Assigned task
Without the images, write out the entries word for word.

::::::::

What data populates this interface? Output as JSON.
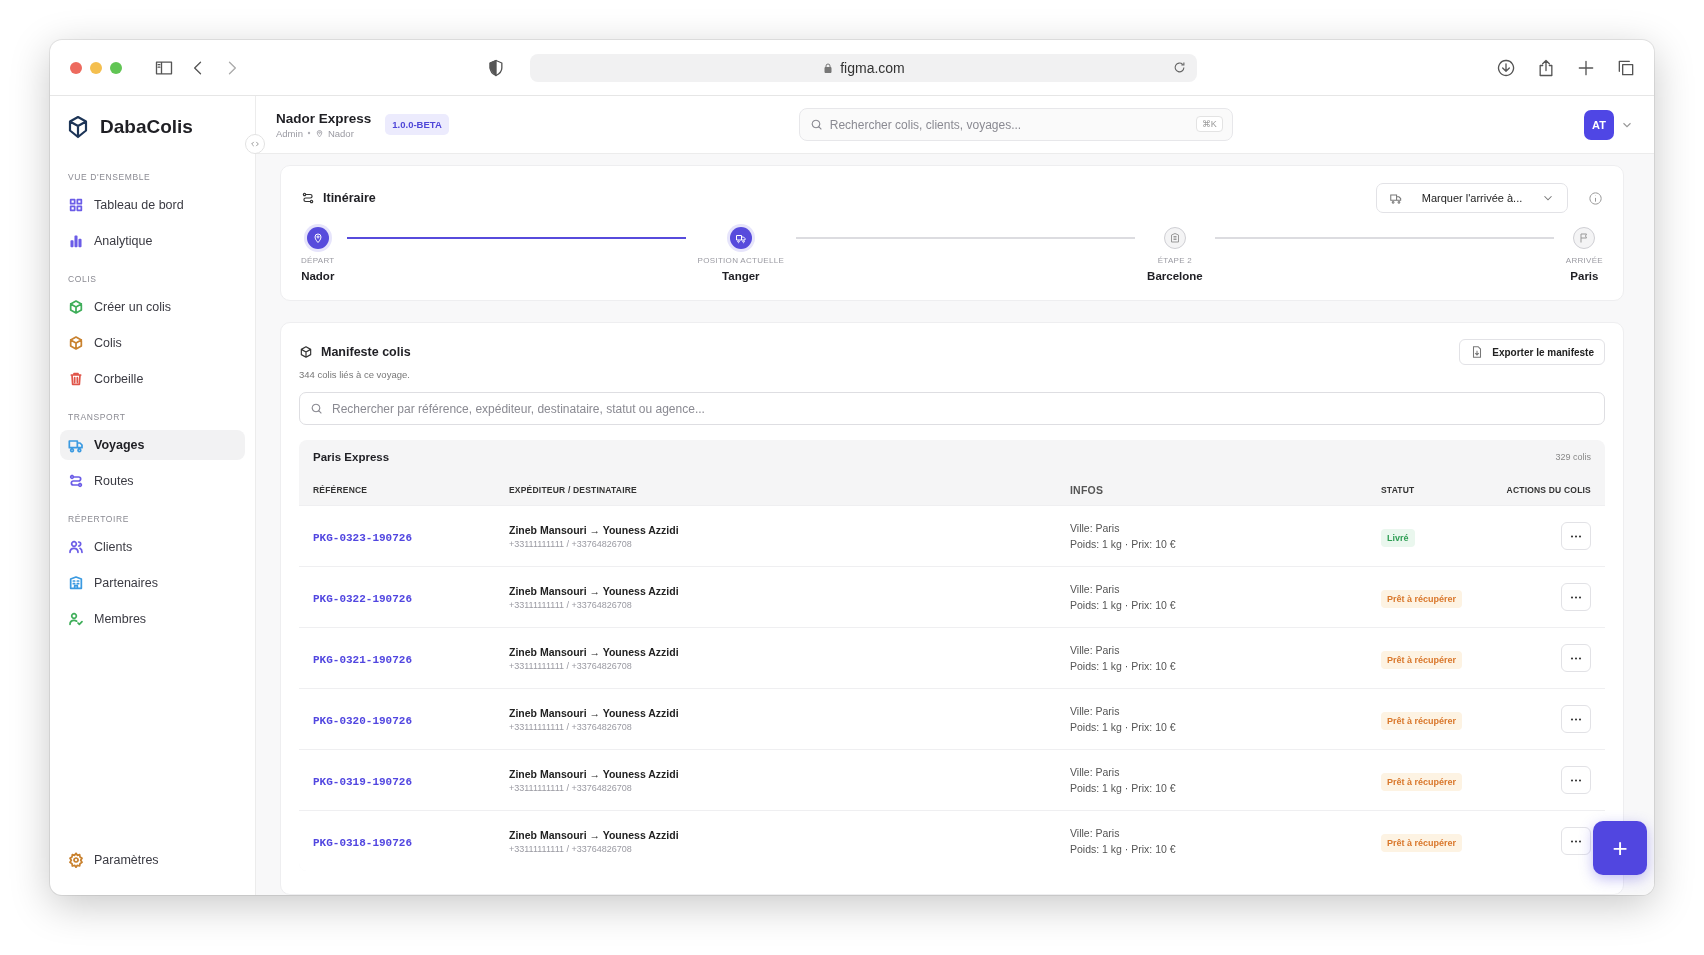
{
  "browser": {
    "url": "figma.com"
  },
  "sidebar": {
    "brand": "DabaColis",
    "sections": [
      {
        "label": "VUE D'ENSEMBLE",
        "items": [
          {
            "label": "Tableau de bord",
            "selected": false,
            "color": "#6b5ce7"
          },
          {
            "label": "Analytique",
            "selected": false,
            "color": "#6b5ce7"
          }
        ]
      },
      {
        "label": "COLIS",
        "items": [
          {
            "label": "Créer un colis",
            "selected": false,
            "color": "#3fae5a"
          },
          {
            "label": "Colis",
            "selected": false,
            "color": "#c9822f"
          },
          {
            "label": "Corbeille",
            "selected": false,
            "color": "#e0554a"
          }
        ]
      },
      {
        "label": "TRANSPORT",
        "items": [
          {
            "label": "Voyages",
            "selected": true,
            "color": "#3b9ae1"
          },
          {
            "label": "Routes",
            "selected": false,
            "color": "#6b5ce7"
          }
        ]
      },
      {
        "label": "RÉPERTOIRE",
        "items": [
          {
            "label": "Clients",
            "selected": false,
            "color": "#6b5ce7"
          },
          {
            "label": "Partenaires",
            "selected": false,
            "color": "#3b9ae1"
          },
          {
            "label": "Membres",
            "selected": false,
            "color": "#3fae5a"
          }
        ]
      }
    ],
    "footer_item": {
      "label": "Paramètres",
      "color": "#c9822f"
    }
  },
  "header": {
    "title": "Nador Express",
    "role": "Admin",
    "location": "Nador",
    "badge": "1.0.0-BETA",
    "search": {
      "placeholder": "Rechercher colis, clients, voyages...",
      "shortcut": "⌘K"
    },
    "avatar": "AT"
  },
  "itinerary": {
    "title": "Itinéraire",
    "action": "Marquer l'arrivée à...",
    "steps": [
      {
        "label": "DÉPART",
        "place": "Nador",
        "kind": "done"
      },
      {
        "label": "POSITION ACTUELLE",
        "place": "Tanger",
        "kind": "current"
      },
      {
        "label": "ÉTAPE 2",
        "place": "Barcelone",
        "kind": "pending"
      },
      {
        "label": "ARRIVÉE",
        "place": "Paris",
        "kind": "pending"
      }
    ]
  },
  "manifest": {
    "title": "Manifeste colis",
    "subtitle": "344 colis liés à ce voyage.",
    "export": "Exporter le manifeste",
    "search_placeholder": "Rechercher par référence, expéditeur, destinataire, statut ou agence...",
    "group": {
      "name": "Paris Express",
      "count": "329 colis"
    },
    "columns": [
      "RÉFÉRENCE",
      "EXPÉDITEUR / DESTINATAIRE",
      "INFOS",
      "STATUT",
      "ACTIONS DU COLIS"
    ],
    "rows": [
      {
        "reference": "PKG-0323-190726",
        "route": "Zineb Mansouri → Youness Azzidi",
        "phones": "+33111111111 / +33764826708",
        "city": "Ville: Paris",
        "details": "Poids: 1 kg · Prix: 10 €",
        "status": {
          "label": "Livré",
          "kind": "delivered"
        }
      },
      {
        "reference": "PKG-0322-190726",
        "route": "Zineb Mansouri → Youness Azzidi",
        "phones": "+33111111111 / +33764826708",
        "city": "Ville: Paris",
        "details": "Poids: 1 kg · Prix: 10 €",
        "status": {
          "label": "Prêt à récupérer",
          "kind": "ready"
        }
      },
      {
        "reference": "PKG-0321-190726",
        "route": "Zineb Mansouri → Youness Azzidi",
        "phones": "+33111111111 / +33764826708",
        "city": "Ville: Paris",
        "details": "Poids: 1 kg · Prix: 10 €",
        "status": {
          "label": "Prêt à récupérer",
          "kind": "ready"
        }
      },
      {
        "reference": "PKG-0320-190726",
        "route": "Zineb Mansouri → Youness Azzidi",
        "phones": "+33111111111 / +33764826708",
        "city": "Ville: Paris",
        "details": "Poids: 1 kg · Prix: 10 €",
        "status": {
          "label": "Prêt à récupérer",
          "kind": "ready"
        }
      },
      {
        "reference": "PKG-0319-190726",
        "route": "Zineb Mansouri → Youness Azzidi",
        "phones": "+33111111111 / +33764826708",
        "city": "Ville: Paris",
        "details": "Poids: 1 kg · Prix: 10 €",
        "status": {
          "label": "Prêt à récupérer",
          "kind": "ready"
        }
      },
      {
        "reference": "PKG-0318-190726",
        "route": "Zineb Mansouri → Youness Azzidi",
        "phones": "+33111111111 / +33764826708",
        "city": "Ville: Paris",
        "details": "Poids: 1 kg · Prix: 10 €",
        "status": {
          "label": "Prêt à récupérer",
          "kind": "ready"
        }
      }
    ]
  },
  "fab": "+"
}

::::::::

Task result
What data populates this interface? Output as JSON.
{
  "browser": {
    "url": "figma.com"
  },
  "sidebar": {
    "brand": "DabaColis",
    "sections": [
      {
        "label": "VUE D'ENSEMBLE",
        "items": [
          {
            "label": "Tableau de bord",
            "selected": false,
            "color": "#6b5ce7"
          },
          {
            "label": "Analytique",
            "selected": false,
            "color": "#6b5ce7"
          }
        ]
      },
      {
        "label": "COLIS",
        "items": [
          {
            "label": "Créer un colis",
            "selected": false,
            "color": "#3fae5a"
          },
          {
            "label": "Colis",
            "selected": false,
            "color": "#c9822f"
          },
          {
            "label": "Corbeille",
            "selected": false,
            "color": "#e0554a"
          }
        ]
      },
      {
        "label": "TRANSPORT",
        "items": [
          {
            "label": "Voyages",
            "selected": true,
            "color": "#3b9ae1"
          },
          {
            "label": "Routes",
            "selected": false,
            "color": "#6b5ce7"
          }
        ]
      },
      {
        "label": "RÉPERTOIRE",
        "items": [
          {
            "label": "Clients",
            "selected": false,
            "color": "#6b5ce7"
          },
          {
            "label": "Partenaires",
            "selected": false,
            "color": "#3b9ae1"
          },
          {
            "label": "Membres",
            "selected": false,
            "color": "#3fae5a"
          }
        ]
      }
    ],
    "footer_item": {
      "label": "Paramètres",
      "color": "#c9822f"
    }
  },
  "header": {
    "title": "Nador Express",
    "role": "Admin",
    "location": "Nador",
    "badge": "1.0.0-BETA",
    "search": {
      "placeholder": "Rechercher colis, clients, voyages...",
      "shortcut": "⌘K"
    },
    "avatar": "AT"
  },
  "itinerary": {
    "title": "Itinéraire",
    "action": "Marquer l'arrivée à...",
    "steps": [
      {
        "label": "DÉPART",
        "place": "Nador",
        "kind": "done"
      },
      {
        "label": "POSITION ACTUELLE",
        "place": "Tanger",
        "kind": "current"
      },
      {
        "label": "ÉTAPE 2",
        "place": "Barcelone",
        "kind": "pending"
      },
      {
        "label": "ARRIVÉE",
        "place": "Paris",
        "kind": "pending"
      }
    ]
  },
  "manifest": {
    "title": "Manifeste colis",
    "subtitle": "344 colis liés à ce voyage.",
    "export": "Exporter le manifeste",
    "search_placeholder": "Rechercher par référence, expéditeur, destinataire, statut ou agence...",
    "group": {
      "name": "Paris Express",
      "count": "329 colis"
    },
    "columns": [
      "RÉFÉRENCE",
      "EXPÉDITEUR / DESTINATAIRE",
      "INFOS",
      "STATUT",
      "ACTIONS DU COLIS"
    ],
    "rows": [
      {
        "reference": "PKG-0323-190726",
        "route": "Zineb Mansouri → Youness Azzidi",
        "phones": "+33111111111 / +33764826708",
        "city": "Ville: Paris",
        "details": "Poids: 1 kg · Prix: 10 €",
        "status": {
          "label": "Livré",
          "kind": "delivered"
        }
      },
      {
        "reference": "PKG-0322-190726",
        "route": "Zineb Mansouri → Youness Azzidi",
        "phones": "+33111111111 / +33764826708",
        "city": "Ville: Paris",
        "details": "Poids: 1 kg · Prix: 10 €",
        "status": {
          "label": "Prêt à récupérer",
          "kind": "ready"
        }
      },
      {
        "reference": "PKG-0321-190726",
        "route": "Zineb Mansouri → Youness Azzidi",
        "phones": "+33111111111 / +33764826708",
        "city": "Ville: Paris",
        "details": "Poids: 1 kg · Prix: 10 €",
        "status": {
          "label": "Prêt à récupérer",
          "kind": "ready"
        }
      },
      {
        "reference": "PKG-0320-190726",
        "route": "Zineb Mansouri → Youness Azzidi",
        "phones": "+33111111111 / +33764826708",
        "city": "Ville: Paris",
        "details": "Poids: 1 kg · Prix: 10 €",
        "status": {
          "label": "Prêt à récupérer",
          "kind": "ready"
        }
      },
      {
        "reference": "PKG-0319-190726",
        "route": "Zineb Mansouri → Youness Azzidi",
        "phones": "+33111111111 / +33764826708",
        "city": "Ville: Paris",
        "details": "Poids: 1 kg · Prix: 10 €",
        "status": {
          "label": "Prêt à récupérer",
          "kind": "ready"
        }
      },
      {
        "reference": "PKG-0318-190726",
        "route": "Zineb Mansouri → Youness Azzidi",
        "phones": "+33111111111 / +33764826708",
        "city": "Ville: Paris",
        "details": "Poids: 1 kg · Prix: 10 €",
        "status": {
          "label": "Prêt à récupérer",
          "kind": "ready"
        }
      }
    ]
  },
  "fab": "+"
}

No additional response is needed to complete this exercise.